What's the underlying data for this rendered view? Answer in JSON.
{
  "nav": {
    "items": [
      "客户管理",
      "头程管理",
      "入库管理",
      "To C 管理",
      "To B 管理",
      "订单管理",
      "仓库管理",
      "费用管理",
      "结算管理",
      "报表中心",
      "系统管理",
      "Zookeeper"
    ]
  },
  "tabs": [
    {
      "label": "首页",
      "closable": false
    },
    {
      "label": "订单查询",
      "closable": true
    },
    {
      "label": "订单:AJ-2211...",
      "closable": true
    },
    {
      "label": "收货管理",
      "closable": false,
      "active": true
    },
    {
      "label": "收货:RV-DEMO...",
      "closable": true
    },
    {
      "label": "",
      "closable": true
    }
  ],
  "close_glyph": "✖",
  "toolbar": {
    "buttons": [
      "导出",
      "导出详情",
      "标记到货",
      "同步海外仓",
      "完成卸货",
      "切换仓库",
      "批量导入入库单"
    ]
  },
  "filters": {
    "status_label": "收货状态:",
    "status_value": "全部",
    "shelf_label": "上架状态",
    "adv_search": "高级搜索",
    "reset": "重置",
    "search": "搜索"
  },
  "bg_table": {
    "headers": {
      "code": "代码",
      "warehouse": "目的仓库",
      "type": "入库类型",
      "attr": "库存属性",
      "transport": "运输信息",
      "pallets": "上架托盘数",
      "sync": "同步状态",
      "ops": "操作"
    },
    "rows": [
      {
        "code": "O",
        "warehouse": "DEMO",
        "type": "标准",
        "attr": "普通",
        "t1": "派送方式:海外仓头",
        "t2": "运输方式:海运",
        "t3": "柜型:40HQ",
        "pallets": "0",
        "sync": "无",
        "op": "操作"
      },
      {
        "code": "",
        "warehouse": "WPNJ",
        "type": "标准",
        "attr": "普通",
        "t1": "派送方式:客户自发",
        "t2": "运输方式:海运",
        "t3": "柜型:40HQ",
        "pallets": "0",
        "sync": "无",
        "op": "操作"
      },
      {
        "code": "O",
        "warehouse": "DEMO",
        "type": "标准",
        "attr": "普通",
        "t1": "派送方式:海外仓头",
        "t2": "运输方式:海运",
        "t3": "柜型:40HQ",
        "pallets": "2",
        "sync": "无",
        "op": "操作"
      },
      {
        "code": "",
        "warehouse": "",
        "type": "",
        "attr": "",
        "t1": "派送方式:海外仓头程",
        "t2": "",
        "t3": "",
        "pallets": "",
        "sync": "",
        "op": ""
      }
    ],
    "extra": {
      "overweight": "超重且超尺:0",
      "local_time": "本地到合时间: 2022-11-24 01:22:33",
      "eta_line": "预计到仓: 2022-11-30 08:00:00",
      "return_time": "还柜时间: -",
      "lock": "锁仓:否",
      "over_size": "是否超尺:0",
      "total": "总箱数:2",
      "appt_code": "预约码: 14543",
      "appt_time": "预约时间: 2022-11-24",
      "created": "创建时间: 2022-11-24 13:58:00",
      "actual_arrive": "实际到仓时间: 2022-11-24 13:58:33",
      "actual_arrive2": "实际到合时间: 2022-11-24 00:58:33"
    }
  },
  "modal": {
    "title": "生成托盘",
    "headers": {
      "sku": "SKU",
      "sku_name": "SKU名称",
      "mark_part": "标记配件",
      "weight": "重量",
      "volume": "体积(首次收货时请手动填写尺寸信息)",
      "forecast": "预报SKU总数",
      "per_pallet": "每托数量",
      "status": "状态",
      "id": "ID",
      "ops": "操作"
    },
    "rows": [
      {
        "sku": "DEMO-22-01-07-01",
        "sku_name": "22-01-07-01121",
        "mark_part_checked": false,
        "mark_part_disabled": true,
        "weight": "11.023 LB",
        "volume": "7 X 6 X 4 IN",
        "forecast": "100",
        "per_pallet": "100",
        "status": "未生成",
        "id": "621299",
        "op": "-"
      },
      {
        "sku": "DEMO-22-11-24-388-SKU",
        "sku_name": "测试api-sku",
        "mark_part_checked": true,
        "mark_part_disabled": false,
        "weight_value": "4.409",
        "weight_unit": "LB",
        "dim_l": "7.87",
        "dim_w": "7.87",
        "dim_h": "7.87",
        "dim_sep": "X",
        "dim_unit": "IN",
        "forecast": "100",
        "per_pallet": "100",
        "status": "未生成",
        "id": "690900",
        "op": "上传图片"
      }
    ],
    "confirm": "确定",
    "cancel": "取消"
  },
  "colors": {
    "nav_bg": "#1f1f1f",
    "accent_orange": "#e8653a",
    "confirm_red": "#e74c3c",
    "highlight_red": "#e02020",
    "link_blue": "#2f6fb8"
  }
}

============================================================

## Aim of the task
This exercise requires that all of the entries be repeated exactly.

## Output for this exercise
What's the underlying data for this rendered view? Answer in JSON.
{
  "nav": {
    "items": [
      "客户管理",
      "头程管理",
      "入库管理",
      "To C 管理",
      "To B 管理",
      "订单管理",
      "仓库管理",
      "费用管理",
      "结算管理",
      "报表中心",
      "系统管理",
      "Zookeeper"
    ]
  },
  "tabs": [
    {
      "label": "首页",
      "closable": false
    },
    {
      "label": "订单查询",
      "closable": true
    },
    {
      "label": "订单:AJ-2211...",
      "closable": true
    },
    {
      "label": "收货管理",
      "closable": false,
      "active": true
    },
    {
      "label": "收货:RV-DEMO...",
      "closable": true
    },
    {
      "label": "",
      "closable": true
    }
  ],
  "close_glyph": "✖",
  "toolbar": {
    "buttons": [
      "导出",
      "导出详情",
      "标记到货",
      "同步海外仓",
      "完成卸货",
      "切换仓库",
      "批量导入入库单"
    ]
  },
  "filters": {
    "status_label": "收货状态:",
    "status_value": "全部",
    "shelf_label": "上架状态",
    "adv_search": "高级搜索",
    "reset": "重置",
    "search": "搜索"
  },
  "bg_table": {
    "headers": {
      "code": "代码",
      "warehouse": "目的仓库",
      "type": "入库类型",
      "attr": "库存属性",
      "transport": "运输信息",
      "pallets": "上架托盘数",
      "sync": "同步状态",
      "ops": "操作"
    },
    "rows": [
      {
        "code": "O",
        "warehouse": "DEMO",
        "type": "标准",
        "attr": "普通",
        "t1": "派送方式:海外仓头",
        "t2": "运输方式:海运",
        "t3": "柜型:40HQ",
        "pallets": "0",
        "sync": "无",
        "op": "操作"
      },
      {
        "code": "",
        "warehouse": "WPNJ",
        "type": "标准",
        "attr": "普通",
        "t1": "派送方式:客户自发",
        "t2": "运输方式:海运",
        "t3": "柜型:40HQ",
        "pallets": "0",
        "sync": "无",
        "op": "操作"
      },
      {
        "code": "O",
        "warehouse": "DEMO",
        "type": "标准",
        "attr": "普通",
        "t1": "派送方式:海外仓头",
        "t2": "运输方式:海运",
        "t3": "柜型:40HQ",
        "pallets": "2",
        "sync": "无",
        "op": "操作"
      },
      {
        "code": "",
        "warehouse": "",
        "type": "",
        "attr": "",
        "t1": "派送方式:海外仓头程",
        "t2": "",
        "t3": "",
        "pallets": "",
        "sync": "",
        "op": ""
      }
    ],
    "extra": {
      "overweight": "超重且超尺:0",
      "local_time": "本地到合时间: 2022-11-24 01:22:33",
      "eta_line": "预计到仓: 2022-11-30 08:00:00",
      "return_time": "还柜时间: -",
      "lock": "锁仓:否",
      "over_size": "是否超尺:0",
      "total": "总箱数:2",
      "appt_code": "预约码: 14543",
      "appt_time": "预约时间: 2022-11-24",
      "created": "创建时间: 2022-11-24 13:58:00",
      "actual_arrive": "实际到仓时间: 2022-11-24 13:58:33",
      "actual_arrive2": "实际到合时间: 2022-11-24 00:58:33"
    }
  },
  "modal": {
    "title": "生成托盘",
    "headers": {
      "sku": "SKU",
      "sku_name": "SKU名称",
      "mark_part": "标记配件",
      "weight": "重量",
      "volume": "体积(首次收货时请手动填写尺寸信息)",
      "forecast": "预报SKU总数",
      "per_pallet": "每托数量",
      "status": "状态",
      "id": "ID",
      "ops": "操作"
    },
    "rows": [
      {
        "sku": "DEMO-22-01-07-01",
        "sku_name": "22-01-07-01121",
        "mark_part_checked": false,
        "mark_part_disabled": true,
        "weight": "11.023 LB",
        "volume": "7 X 6 X 4 IN",
        "forecast": "100",
        "per_pallet": "100",
        "status": "未生成",
        "id": "621299",
        "op": "-"
      },
      {
        "sku": "DEMO-22-11-24-388-SKU",
        "sku_name": "测试api-sku",
        "mark_part_checked": true,
        "mark_part_disabled": false,
        "weight_value": "4.409",
        "weight_unit": "LB",
        "dim_l": "7.87",
        "dim_w": "7.87",
        "dim_h": "7.87",
        "dim_sep": "X",
        "dim_unit": "IN",
        "forecast": "100",
        "per_pallet": "100",
        "status": "未生成",
        "id": "690900",
        "op": "上传图片"
      }
    ],
    "confirm": "确定",
    "cancel": "取消"
  },
  "colors": {
    "nav_bg": "#1f1f1f",
    "accent_orange": "#e8653a",
    "confirm_red": "#e74c3c",
    "highlight_red": "#e02020",
    "link_blue": "#2f6fb8"
  }
}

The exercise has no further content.